WHAT TO PRODUCE:
Report only how many lines of the entries below contain the string "true".

INFORMATION GIVEN:

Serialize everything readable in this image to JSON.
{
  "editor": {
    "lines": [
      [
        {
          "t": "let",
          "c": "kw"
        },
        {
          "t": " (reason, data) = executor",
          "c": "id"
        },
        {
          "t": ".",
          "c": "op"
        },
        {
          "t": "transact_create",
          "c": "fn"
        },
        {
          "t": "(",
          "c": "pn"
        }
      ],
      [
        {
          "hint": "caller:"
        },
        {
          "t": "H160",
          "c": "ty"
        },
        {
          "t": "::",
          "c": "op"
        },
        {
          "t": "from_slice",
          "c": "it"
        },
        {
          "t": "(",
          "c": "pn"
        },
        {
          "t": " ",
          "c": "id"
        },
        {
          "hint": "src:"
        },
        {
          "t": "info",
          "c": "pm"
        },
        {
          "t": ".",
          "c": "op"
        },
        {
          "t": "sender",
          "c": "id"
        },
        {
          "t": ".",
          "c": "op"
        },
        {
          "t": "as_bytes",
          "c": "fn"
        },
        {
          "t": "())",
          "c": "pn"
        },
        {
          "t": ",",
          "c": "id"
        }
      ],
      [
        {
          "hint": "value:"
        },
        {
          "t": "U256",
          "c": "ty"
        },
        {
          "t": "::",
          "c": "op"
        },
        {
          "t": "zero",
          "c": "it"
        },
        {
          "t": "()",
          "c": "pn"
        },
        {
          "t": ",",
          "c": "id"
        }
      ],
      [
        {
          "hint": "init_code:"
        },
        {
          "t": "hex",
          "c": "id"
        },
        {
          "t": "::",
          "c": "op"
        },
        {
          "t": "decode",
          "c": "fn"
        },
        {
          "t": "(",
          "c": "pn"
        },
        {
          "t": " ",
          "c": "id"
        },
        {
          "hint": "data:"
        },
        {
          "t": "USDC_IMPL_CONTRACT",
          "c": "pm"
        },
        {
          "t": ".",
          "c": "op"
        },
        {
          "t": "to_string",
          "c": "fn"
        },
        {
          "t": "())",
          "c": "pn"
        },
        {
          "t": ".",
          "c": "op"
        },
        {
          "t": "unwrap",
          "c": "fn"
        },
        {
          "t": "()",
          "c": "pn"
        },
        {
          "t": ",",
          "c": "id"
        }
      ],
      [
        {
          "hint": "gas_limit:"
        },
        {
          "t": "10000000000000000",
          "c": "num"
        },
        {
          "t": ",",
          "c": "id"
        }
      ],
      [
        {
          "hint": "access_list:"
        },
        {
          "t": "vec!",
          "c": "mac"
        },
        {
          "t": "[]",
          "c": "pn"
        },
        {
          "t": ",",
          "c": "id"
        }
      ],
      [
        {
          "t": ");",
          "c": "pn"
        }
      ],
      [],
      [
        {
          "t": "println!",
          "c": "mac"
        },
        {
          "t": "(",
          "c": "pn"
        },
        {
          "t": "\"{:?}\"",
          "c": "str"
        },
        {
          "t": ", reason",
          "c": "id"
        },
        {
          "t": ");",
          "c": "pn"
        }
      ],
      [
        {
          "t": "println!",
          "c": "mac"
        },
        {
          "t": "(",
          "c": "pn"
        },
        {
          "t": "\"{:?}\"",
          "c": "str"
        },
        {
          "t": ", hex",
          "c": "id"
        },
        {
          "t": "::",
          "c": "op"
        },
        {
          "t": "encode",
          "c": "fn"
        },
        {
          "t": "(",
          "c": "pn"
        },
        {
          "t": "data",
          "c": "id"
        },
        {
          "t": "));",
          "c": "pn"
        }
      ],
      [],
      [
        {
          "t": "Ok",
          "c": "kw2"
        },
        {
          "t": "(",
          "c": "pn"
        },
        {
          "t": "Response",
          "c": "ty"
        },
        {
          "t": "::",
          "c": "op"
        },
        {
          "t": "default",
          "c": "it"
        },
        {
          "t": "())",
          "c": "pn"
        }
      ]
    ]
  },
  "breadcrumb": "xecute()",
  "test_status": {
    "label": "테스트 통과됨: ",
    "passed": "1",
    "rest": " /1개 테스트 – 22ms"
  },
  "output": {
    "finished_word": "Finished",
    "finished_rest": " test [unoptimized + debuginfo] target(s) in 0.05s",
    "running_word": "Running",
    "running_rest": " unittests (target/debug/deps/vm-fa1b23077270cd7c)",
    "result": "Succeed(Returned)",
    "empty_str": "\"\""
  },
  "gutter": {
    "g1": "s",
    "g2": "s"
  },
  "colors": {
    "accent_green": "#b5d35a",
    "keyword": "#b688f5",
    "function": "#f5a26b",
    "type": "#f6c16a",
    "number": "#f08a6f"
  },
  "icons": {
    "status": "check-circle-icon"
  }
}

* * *

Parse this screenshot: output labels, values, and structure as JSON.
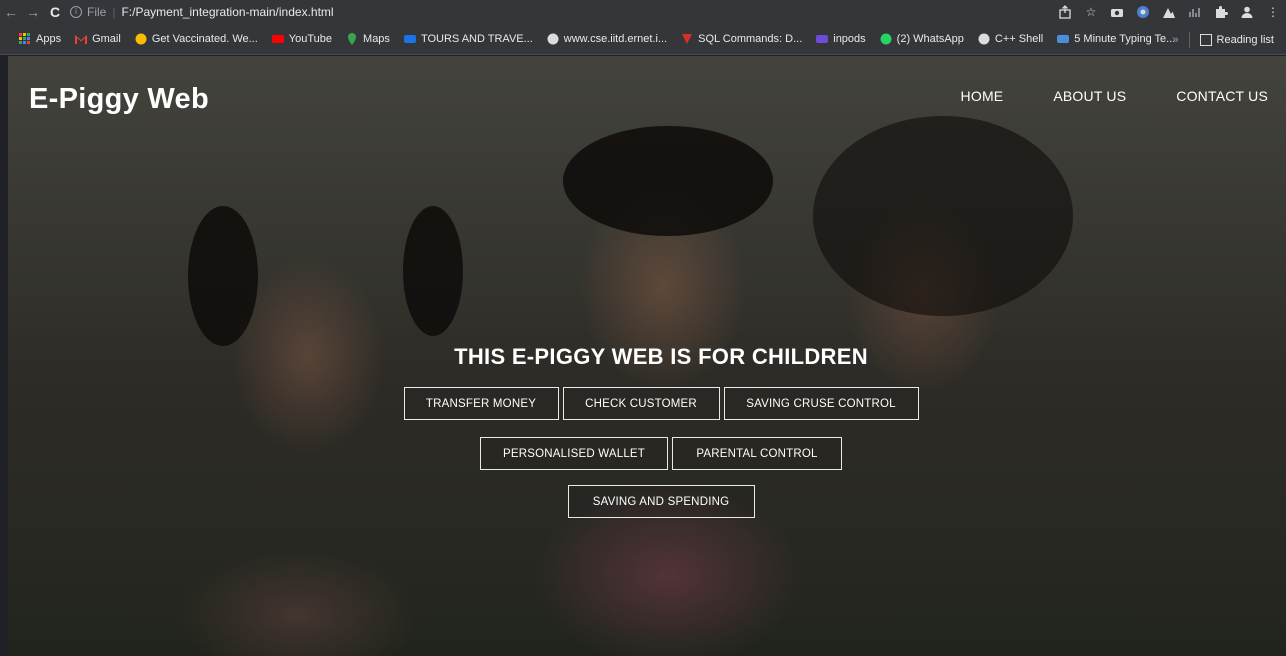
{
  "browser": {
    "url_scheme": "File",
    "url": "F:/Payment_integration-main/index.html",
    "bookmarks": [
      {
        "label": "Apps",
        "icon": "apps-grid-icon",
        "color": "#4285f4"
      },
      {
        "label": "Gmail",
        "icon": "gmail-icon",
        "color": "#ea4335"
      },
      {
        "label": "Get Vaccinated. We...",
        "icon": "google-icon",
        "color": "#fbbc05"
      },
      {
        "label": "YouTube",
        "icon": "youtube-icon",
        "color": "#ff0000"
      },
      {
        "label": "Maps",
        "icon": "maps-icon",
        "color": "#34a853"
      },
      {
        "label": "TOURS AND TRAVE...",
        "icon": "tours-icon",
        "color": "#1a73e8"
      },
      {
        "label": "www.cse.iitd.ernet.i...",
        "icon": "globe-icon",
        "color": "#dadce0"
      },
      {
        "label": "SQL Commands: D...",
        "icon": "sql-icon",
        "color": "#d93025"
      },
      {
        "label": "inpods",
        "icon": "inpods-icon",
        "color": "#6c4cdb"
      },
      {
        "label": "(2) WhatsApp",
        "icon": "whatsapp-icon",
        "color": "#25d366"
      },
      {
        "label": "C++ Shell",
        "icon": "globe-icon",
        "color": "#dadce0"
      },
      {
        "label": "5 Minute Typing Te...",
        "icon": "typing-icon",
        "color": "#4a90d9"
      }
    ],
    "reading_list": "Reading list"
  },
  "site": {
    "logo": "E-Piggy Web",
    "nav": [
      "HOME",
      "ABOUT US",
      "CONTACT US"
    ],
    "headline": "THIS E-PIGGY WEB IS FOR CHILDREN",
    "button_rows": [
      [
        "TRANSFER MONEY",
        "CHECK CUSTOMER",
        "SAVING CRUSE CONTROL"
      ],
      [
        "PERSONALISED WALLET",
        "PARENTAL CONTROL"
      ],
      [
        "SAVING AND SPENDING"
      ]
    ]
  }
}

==

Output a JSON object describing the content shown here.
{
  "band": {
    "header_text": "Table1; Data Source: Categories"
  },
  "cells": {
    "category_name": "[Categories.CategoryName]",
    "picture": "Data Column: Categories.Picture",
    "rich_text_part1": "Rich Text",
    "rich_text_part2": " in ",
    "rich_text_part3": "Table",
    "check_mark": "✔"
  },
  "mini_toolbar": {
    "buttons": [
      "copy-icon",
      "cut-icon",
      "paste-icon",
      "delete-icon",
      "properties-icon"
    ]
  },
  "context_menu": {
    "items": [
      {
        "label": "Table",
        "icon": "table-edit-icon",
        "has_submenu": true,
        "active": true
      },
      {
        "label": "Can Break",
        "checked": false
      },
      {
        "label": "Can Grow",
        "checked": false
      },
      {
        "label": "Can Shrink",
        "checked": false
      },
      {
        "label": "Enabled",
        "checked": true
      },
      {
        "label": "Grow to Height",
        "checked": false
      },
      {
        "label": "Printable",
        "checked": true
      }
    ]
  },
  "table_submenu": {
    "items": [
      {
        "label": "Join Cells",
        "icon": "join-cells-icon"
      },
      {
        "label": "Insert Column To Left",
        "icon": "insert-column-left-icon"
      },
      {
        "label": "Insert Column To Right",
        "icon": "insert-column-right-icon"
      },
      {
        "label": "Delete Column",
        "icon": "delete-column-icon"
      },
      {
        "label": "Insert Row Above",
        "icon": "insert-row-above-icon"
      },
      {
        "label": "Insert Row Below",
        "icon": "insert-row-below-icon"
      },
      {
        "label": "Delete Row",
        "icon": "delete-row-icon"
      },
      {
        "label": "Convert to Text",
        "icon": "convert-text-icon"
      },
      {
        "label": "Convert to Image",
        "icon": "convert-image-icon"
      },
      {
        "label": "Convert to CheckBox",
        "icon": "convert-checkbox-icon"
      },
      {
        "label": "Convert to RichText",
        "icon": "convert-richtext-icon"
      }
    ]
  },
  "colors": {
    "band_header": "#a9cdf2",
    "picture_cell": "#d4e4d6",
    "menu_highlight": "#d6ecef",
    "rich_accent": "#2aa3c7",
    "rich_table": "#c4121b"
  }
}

ANSWER BELOW:
4